CHICAGO — An art center established in Chicago by a Depression-era federal agency has been named a national treasure by the National Trust for Historic Preservation.
The South Side Community Art Center was dedicated by Eleanor Roosevelt in May 1941. It was one of 100 art centers established by the Works Progress Administration’s Federal Art Project. It eventually became the nation’s first black art museum.
Housed in a Georgian Revival-style former residence and boarding house converted into galleries and classroom space, the center is in need of renovation.
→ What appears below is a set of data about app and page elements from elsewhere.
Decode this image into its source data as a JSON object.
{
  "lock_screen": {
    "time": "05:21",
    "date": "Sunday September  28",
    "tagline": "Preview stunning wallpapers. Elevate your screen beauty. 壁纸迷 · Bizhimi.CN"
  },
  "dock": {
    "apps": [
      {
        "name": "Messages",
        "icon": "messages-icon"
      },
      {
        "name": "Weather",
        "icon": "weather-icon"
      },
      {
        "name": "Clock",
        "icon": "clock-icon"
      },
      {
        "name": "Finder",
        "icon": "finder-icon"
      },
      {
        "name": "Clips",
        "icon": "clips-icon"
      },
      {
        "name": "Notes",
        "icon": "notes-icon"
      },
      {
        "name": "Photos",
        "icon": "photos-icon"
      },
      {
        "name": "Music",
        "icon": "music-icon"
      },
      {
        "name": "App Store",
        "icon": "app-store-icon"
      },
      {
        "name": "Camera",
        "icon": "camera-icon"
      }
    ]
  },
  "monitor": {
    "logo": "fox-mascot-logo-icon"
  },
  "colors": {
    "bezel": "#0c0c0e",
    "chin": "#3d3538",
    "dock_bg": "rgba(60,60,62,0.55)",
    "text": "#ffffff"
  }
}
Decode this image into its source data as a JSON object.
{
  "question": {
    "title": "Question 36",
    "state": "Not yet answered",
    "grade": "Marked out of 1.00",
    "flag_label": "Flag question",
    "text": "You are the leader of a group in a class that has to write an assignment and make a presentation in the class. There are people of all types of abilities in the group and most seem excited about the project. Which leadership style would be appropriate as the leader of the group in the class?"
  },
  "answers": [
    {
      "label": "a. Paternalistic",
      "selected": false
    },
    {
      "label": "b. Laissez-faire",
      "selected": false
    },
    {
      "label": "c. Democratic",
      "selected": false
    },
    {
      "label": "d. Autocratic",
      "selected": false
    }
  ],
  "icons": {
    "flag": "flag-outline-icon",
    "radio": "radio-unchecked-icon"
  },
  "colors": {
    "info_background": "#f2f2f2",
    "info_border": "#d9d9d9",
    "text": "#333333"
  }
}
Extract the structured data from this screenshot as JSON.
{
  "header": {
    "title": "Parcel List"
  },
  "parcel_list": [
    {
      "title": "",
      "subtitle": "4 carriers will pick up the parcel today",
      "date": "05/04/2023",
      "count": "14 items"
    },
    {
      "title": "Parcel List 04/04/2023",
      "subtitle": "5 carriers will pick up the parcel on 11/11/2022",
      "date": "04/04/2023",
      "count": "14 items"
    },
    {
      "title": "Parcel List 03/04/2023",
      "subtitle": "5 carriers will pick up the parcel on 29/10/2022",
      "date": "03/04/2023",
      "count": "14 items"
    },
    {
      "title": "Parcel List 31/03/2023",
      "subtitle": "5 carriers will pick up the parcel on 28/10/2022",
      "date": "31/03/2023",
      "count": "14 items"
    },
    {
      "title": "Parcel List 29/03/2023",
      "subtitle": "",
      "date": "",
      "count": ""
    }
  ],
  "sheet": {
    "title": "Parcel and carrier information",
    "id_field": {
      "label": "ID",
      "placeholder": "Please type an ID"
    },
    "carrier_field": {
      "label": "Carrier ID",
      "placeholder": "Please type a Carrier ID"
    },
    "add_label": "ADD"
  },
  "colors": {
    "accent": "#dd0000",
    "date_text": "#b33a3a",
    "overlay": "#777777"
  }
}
Executive director Masequa Myers said Tuesday that center visitors see art from brilliant artists and experience the history of the building. She added the center cannot last another 76 years “without the support of our surrounding community and the city of Chicago at large.”